WORKING DATA ▸
* * *
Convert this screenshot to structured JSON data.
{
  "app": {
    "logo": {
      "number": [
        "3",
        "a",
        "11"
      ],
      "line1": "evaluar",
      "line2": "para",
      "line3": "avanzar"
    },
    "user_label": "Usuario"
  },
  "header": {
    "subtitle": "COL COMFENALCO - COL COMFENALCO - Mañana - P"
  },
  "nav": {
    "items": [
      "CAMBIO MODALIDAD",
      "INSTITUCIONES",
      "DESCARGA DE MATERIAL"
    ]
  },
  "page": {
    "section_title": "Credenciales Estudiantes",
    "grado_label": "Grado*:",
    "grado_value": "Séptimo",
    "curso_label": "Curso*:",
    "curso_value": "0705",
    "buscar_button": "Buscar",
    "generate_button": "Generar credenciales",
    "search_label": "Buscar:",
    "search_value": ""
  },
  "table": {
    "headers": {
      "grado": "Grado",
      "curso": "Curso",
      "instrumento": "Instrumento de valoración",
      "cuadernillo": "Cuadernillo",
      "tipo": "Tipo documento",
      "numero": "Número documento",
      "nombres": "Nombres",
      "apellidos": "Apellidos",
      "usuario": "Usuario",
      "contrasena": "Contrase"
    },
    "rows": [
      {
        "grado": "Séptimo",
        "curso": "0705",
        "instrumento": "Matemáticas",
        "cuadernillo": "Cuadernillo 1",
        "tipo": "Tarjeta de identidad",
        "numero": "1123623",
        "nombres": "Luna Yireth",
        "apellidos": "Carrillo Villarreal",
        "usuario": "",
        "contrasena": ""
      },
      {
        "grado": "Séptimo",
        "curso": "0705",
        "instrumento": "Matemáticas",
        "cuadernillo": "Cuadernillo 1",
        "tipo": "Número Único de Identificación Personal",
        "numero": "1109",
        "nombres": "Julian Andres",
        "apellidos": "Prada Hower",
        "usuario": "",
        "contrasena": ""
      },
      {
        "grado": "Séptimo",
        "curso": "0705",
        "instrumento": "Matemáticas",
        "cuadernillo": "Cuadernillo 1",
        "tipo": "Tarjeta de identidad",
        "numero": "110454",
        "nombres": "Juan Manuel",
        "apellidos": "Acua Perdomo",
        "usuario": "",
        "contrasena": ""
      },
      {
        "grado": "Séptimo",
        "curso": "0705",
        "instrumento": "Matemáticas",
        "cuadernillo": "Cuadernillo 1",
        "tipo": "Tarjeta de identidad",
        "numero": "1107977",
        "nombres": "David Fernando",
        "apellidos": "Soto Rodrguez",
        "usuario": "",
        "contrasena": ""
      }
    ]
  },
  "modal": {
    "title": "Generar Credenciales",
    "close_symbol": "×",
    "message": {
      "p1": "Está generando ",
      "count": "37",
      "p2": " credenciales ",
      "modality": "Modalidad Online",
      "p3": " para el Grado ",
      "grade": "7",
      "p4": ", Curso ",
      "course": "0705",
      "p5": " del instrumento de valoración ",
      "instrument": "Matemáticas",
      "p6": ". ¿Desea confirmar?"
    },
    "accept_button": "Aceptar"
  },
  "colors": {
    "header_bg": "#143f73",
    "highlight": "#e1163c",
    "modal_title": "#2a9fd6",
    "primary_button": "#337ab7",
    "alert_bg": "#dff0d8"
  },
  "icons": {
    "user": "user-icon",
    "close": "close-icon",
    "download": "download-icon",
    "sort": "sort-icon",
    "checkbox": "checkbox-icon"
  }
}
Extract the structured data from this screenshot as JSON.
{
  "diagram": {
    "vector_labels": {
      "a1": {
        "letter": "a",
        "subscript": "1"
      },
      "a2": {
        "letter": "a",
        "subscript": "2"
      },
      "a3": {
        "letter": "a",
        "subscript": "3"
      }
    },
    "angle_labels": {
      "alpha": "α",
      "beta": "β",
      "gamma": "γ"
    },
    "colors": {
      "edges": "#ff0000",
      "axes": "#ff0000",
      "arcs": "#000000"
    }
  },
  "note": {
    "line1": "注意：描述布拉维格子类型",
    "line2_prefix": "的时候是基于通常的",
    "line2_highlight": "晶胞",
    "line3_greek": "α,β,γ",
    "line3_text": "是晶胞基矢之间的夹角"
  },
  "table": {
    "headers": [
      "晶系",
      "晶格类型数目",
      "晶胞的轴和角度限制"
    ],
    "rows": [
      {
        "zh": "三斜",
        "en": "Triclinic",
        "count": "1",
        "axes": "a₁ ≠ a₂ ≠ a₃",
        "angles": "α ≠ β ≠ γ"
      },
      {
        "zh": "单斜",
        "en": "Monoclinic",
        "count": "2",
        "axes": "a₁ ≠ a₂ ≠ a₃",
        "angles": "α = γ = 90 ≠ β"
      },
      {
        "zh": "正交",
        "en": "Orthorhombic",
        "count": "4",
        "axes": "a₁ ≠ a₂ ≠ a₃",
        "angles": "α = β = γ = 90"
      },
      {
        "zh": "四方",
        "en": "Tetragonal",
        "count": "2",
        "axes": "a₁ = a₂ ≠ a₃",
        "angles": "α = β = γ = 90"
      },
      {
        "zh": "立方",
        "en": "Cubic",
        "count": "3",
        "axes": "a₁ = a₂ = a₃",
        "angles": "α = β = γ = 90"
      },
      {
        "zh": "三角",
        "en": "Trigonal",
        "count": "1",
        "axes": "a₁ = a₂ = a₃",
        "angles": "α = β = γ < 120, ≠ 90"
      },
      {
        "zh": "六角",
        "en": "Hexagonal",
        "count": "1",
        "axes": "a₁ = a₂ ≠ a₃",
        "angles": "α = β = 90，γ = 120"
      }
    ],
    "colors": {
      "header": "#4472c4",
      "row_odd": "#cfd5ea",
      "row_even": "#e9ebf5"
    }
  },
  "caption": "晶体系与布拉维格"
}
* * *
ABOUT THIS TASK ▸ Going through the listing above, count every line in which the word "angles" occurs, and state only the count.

EXERCISE RESULT ▸ 7